Geddington (St. Mary Magdalene)
GEDDINGTON (St. Mary Magdalene), a parish, in the union of Kettering, hundred of Corby, N. division of the county of Northampton, 3 miles (N. E. by N.) from Kettering; containing 833 inhabitants. This place was of some importance at a very early period, and had a royal seat, called the Castle or Hall Close, immediately adjoining the north side of the churchyard, where Henry II., in 1188, held a parliament, to raise money for a crusade. The parish is situated on the river Ise, and comprises 2222a. 36p., of which about 450 acres are woodland, and the remainder arable and pasture: stone of good quality for building and for the roads, and limestone for manure, are quarried to a considerable extent.

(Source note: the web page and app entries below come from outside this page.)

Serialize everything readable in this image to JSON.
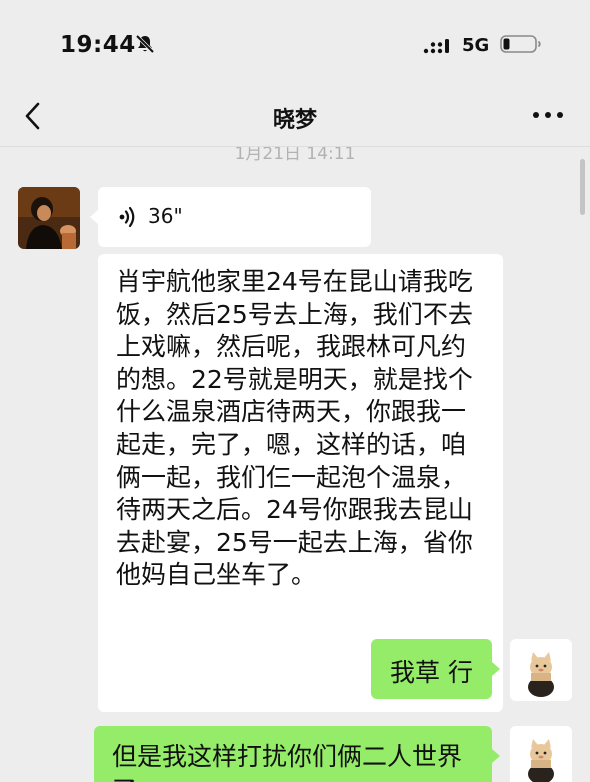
{
  "status_bar": {
    "time": "19:44",
    "network": "5G",
    "icons": [
      "bell-muted-icon",
      "signal-icon",
      "battery-icon"
    ]
  },
  "nav": {
    "title": "晓梦",
    "icons": [
      "back-chevron-icon",
      "more-icon"
    ]
  },
  "chat": {
    "timestamp": "1月21日 14:11",
    "messages": [
      {
        "sender": "other",
        "type": "voice",
        "duration": "36\""
      },
      {
        "sender": "other",
        "type": "text",
        "text": "肖宇航他家里24号在昆山请我吃饭，然后25号去上海，我们不去上戏嘛，然后呢，我跟林可凡约的想。22号就是明天，就是找个什么温泉酒店待两天，你跟我一起走，完了，嗯，这样的话，咱俩一起，我们仨一起泡个温泉，待两天之后。24号你跟我去昆山去赴宴，25号一起去上海，省你他妈自己坐车了。"
      },
      {
        "sender": "me",
        "type": "text",
        "text": "我草 行"
      },
      {
        "sender": "me",
        "type": "text",
        "text": "但是我这样打扰你们俩二人世界了"
      }
    ]
  },
  "colors": {
    "background": "#ededed",
    "my_bubble": "#95ec69",
    "other_bubble": "#ffffff"
  }
}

The road from Kettering to Stamford passes through the village, which is adorned with one of the most perfect of the numerous crosses erected by Edward I. in memory of his queen, Eleanor: this cross has never been repaired.
The living is a discharged vicarage, valued in the king's books at £5. 11. 0½., and held with Newton, a donative; net income together, about £190; patron and impropriator, the Duke of Buccleuch. The tithes were commuted for land in 1807, when 85 acres were allotted to the vicarage. The church is an ancient structure, consisting of a nave, two aisles (the northern one late Norman, the southern early English), and a chancel, which is of equal length with the nave, and is enriched with a singularly beautiful window, and stone reredos. The tower and spire are of the perpendicular style, and are extremely graceful and well proportioned; the spire is octagonal, with three stages of lights, the lower ones being double. Three sedilia, with a piscina, are in tolerable preservation; and in the chancel are memorials of the Tresham family, some members of which were engaged in the Gunpowder plot. A parochial school is supported by the Duke of Buccleuch. Sir Robert Dallington, Knt., gave £300 to be invested in land, which now produces a rent of £90; and Mr. S. Lee, ranger of Geddington chase, gave £100, also invested in land, yielding £25 per annum: the amounts are divided among the poor. Coeval with the foundation of the church, about 1100, appears to have been a priory, now totally destroyed; the gateway, the last relic of it, was standing about 35 years ago, when it was pulled down by Mr. Brooksbank, the then owner of the property.